Now as Black Friday turns into another Monday and the calendar and the world turn the page to December complete with headlines blaring about school violence, election recounts, and dictator passings, one has to wonder, should we bother to pull out the tinsel and garland or just fast-forward to the New Year?
Do we really need another Christmas? We sing the same songs, put up the same tree, and shop for the same socks and sweaters every year. Is the message of peace on earth, good will toward men still relevant? Still possible?
Consider the story behind Christmas. Hollywood would recast Christmas. Joseph’s collar is way too blue. Mary is green from inexperience. The couple’s star power doesn’t match the bill. Too obscure. Too simple. The story warrants some headliners. A square-jawed Joseph. Someone of the Clooney vintage. And Mary needs a beauty mark and glistening teeth. Angelina Jolie-ish. And what about the shepherds? Do they sing? If so, perhaps Bono and U2?
Hollywood would recast the story.
A civilized person would sanitize it. No person, however poor, should be born in a cow stall. Hay on the floor. Animals on the hay. Don’t place the baby in a feed trough; the donkey’s nose has been there. Don’t wrap the newborn in rags. They smell like sheep. Speaking of smells, watch where you step.
A good public relations firm would move the birth to a big city. See what Roman palaces they might rent, what Greek villas they could lease.
The Son of God deserves a royal entry. Less peasant, more pizzazz. Out with the heads of sheep, in with the heads of state. Shouldn’t we ticker tape this event?

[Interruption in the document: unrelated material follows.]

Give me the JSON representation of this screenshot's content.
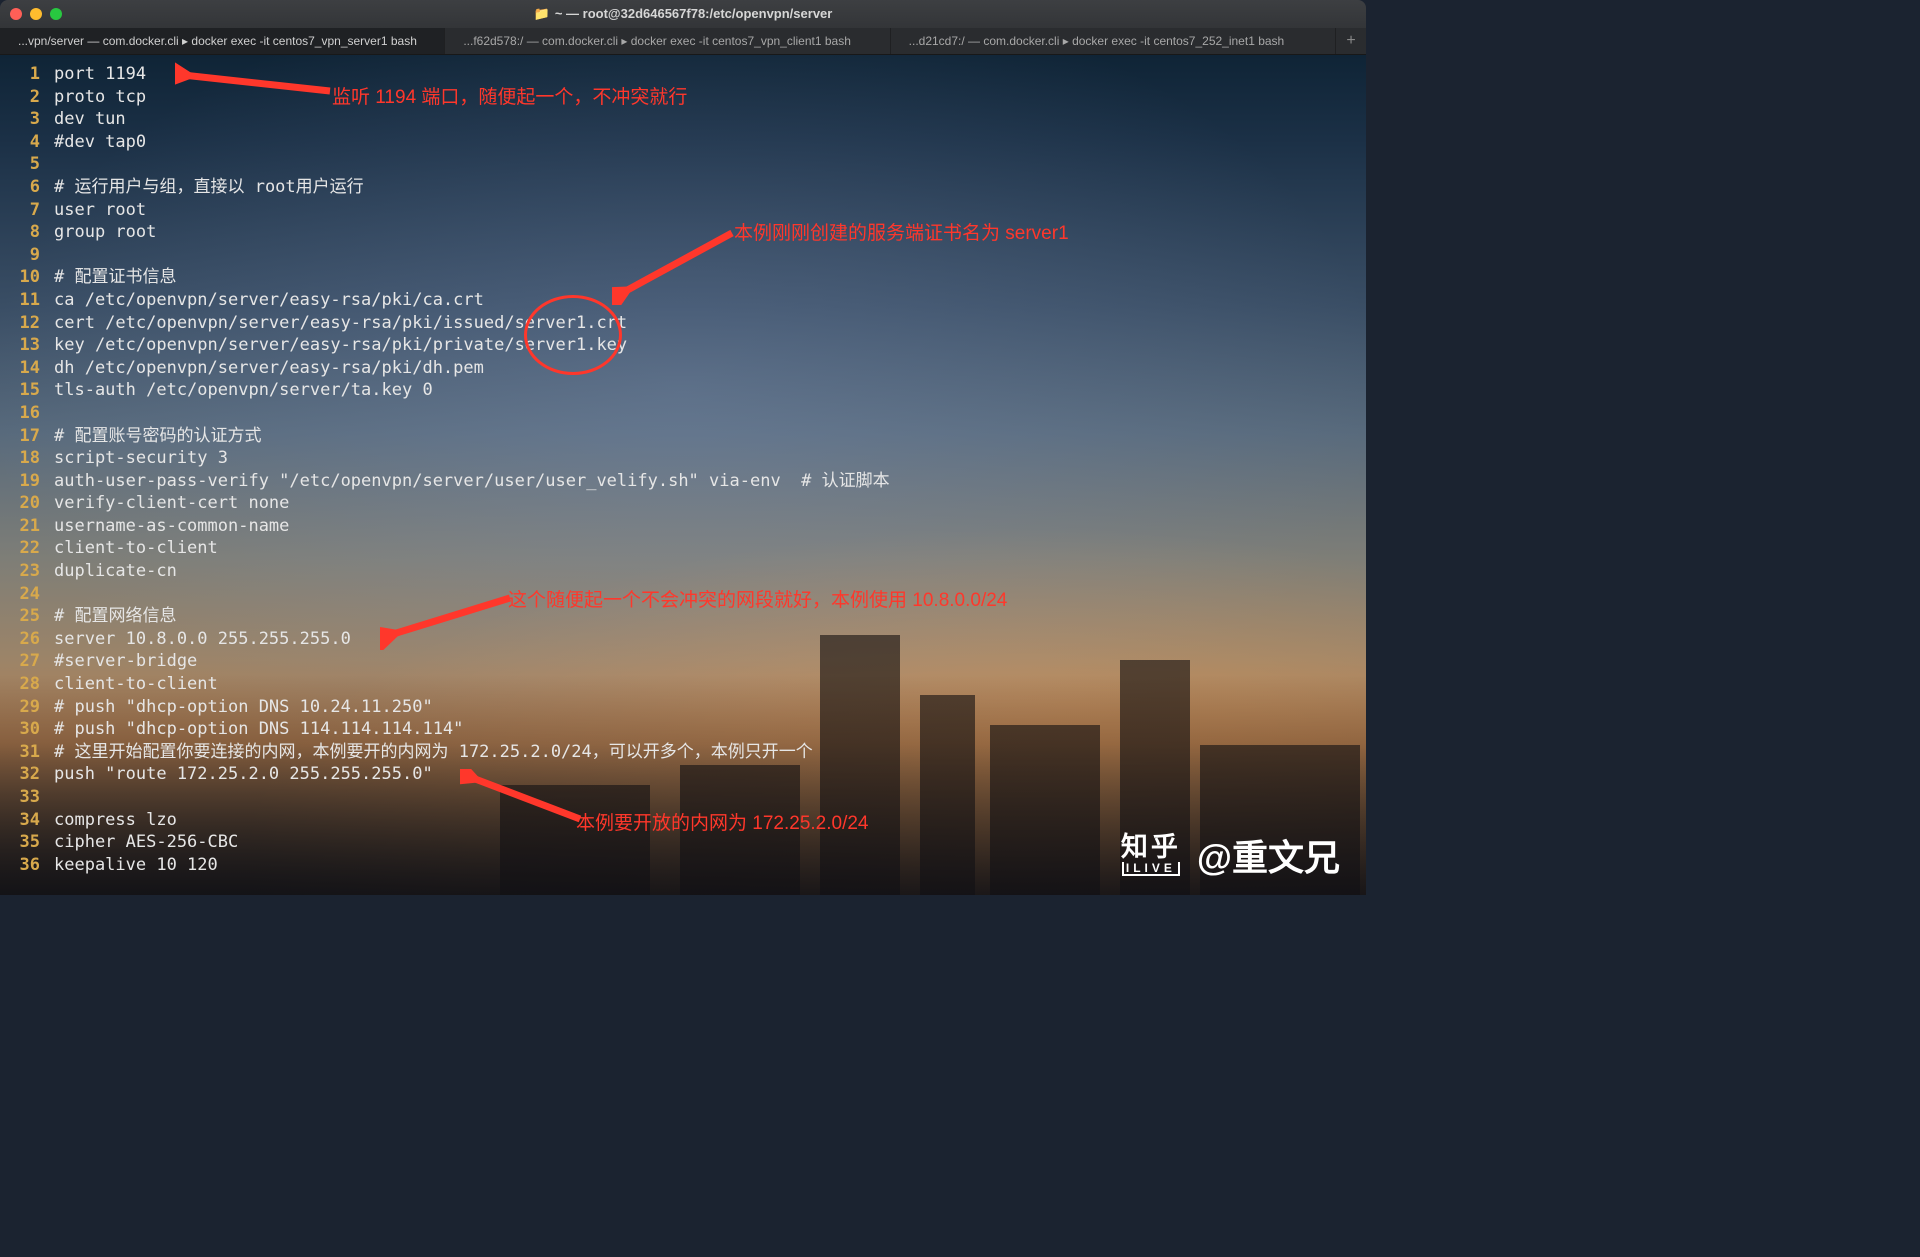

Maybe throw in a little Trump Tower escalator entrance.
But we didn’t design the hour. God did. And God was content to enter the world in the presence of sleepy sheep and a wide-eyed carpenter. No spotlights, just candlelight. No crowns, just cows chewing cud.
God made so little of his Son’s coming. No hoopla at his birth. Is this a mistake?

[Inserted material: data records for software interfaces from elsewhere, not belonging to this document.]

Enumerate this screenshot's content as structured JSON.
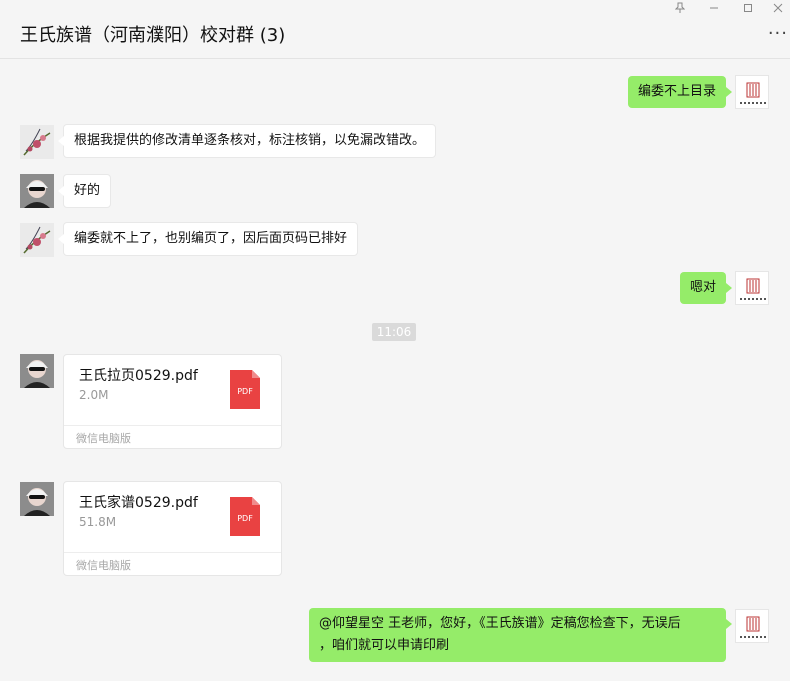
{
  "window": {
    "title": "王氏族谱（河南濮阳）校对群 (3)",
    "controls": {
      "pin": "pin-icon",
      "minimize": "minimize-icon",
      "maximize": "maximize-icon",
      "close": "close-icon"
    },
    "more": "···"
  },
  "messages": [
    {
      "side": "right",
      "text": "编委不上目录"
    },
    {
      "side": "left",
      "text": "根据我提供的修改清单逐条核对，标注核销，以免漏改错改。"
    },
    {
      "side": "left",
      "text": "好的"
    },
    {
      "side": "left",
      "text": "编委就不上了，也别编页了，因后面页码已排好"
    },
    {
      "side": "right",
      "text": "嗯对"
    }
  ],
  "timestamp": "11:06",
  "files": [
    {
      "name": "王氏拉页0529.pdf",
      "size": "2.0M",
      "type": "PDF",
      "source": "微信电脑版"
    },
    {
      "name": "王氏家谱0529.pdf",
      "size": "51.8M",
      "type": "PDF",
      "source": "微信电脑版"
    }
  ],
  "final_message": {
    "line1": "@仰望星空 王老师，您好，《王氏族谱》定稿您检查下，无误后",
    "line2": "，咱们就可以申请印刷"
  },
  "colors": {
    "bubble_right": "#95ec69",
    "bubble_left": "#ffffff",
    "pdf_red": "#e94242"
  }
}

Or is this the message?
Perhaps our world, and your life, resembles a Bethlehem stable. Crude in some spots, smelly in others. Not much glamour. Not always neat. People in your circle remind you of stable animals: grazing like sheep, stubborn like donkeys, and that cow in the corner looks a lot like the fellow next door.
The moment Mary touched God’s face is the moment God made his case: there is no place he will not go. If he is willing to be born in a barnyard, then expect him to be at work anywhere— bars, bedrooms, boardrooms, and brothels. No place is too common. No person is too hardened. No distance is too far.

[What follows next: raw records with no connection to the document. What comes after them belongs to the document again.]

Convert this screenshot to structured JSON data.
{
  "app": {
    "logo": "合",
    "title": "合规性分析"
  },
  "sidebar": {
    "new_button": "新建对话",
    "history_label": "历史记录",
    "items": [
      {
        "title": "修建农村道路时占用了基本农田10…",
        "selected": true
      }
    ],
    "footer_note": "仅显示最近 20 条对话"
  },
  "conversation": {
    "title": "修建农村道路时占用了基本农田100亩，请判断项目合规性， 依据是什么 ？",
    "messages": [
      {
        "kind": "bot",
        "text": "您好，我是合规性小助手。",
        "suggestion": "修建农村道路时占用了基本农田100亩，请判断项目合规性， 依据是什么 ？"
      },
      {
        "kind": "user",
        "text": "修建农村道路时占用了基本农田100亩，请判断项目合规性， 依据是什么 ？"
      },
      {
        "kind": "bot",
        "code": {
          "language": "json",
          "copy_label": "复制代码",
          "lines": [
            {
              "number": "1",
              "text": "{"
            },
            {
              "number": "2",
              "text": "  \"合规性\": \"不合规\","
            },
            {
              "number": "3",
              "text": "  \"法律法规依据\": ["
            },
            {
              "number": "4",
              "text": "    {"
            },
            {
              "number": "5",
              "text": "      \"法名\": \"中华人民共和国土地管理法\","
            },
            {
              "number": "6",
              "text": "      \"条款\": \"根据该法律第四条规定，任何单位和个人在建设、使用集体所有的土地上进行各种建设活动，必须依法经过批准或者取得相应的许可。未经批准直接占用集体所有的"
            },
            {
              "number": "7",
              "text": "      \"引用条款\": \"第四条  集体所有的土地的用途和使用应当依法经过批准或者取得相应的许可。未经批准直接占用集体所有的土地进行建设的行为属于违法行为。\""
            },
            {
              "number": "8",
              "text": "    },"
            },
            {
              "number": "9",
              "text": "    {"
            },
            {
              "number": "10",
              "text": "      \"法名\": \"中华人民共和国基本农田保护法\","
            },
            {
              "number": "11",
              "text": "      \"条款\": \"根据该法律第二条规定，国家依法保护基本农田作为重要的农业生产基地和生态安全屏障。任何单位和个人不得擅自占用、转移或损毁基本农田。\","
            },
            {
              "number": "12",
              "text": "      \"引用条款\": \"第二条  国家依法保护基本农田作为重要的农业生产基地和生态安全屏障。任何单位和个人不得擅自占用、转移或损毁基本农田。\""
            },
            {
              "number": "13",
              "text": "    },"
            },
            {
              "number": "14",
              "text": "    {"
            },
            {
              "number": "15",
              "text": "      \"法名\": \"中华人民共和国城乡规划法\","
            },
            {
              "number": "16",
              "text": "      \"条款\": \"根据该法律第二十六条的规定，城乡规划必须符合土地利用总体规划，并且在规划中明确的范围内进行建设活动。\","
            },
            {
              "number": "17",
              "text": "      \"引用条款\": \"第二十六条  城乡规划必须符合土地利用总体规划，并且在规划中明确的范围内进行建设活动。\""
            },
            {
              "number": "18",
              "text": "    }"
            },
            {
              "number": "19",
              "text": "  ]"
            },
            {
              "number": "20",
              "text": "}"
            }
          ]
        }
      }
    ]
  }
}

There is no person he cannot reach. There is no limit to his love. When Christ was born, so was our hope.
Actually, I think we need Christmas more than ever this year.
We could use a season that is dedicated to giving, not receiving; to caring, not critiquing. Put away our differences. Put up the Christmas tree. Take comfort in the familiar story and the ancient carols. Our world, like that of Bethlehem, is difficult and crowded. Our days can feel as cold and uncertain as that midnight manger. Yet, in the midst of it all, let’s do what Mary did. Let’s invite the source of peace to enter our world. Let’s find hope, once more, in the infant King.
God became one of us so we could become one with him. That is the promise of Bethlehem.